What is needed:
If a line of the records holds the word "Settings", copy it out.

Dataset rows describing interfaces
▼

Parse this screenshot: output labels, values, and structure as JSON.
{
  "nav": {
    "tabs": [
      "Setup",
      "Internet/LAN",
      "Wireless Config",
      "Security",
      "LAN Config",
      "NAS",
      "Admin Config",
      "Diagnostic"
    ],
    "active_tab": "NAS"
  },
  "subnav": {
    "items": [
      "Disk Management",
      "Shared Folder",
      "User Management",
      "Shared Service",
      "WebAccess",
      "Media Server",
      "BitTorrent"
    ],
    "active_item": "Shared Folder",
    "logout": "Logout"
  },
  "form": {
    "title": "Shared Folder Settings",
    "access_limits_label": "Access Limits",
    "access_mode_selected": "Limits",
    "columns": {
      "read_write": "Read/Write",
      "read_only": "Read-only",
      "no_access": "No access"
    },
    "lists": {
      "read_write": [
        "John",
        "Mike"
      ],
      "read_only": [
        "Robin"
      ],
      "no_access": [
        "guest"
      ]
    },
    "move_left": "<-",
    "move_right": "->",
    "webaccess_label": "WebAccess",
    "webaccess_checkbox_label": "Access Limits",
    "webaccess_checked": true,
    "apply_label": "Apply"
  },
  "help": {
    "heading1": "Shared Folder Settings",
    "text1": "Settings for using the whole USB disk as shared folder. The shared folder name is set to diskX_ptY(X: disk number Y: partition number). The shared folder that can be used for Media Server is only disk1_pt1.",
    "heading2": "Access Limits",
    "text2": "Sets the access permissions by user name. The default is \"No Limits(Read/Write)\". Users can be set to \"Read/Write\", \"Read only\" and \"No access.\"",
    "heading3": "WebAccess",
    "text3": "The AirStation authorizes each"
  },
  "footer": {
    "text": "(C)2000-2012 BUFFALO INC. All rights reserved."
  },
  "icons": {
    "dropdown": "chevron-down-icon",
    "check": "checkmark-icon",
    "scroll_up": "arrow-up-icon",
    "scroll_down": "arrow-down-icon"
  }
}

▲

Solved problem:
    "title": "Shared Folder Settings",
    "heading1": "Shared Folder Settings",
    "text1": "Settings for using the whole USB disk as shared folder. The shared folder name is set to diskX_ptY(X: disk number Y: partition number). The shared folder that can be used for Media Server is only disk1_pt1.",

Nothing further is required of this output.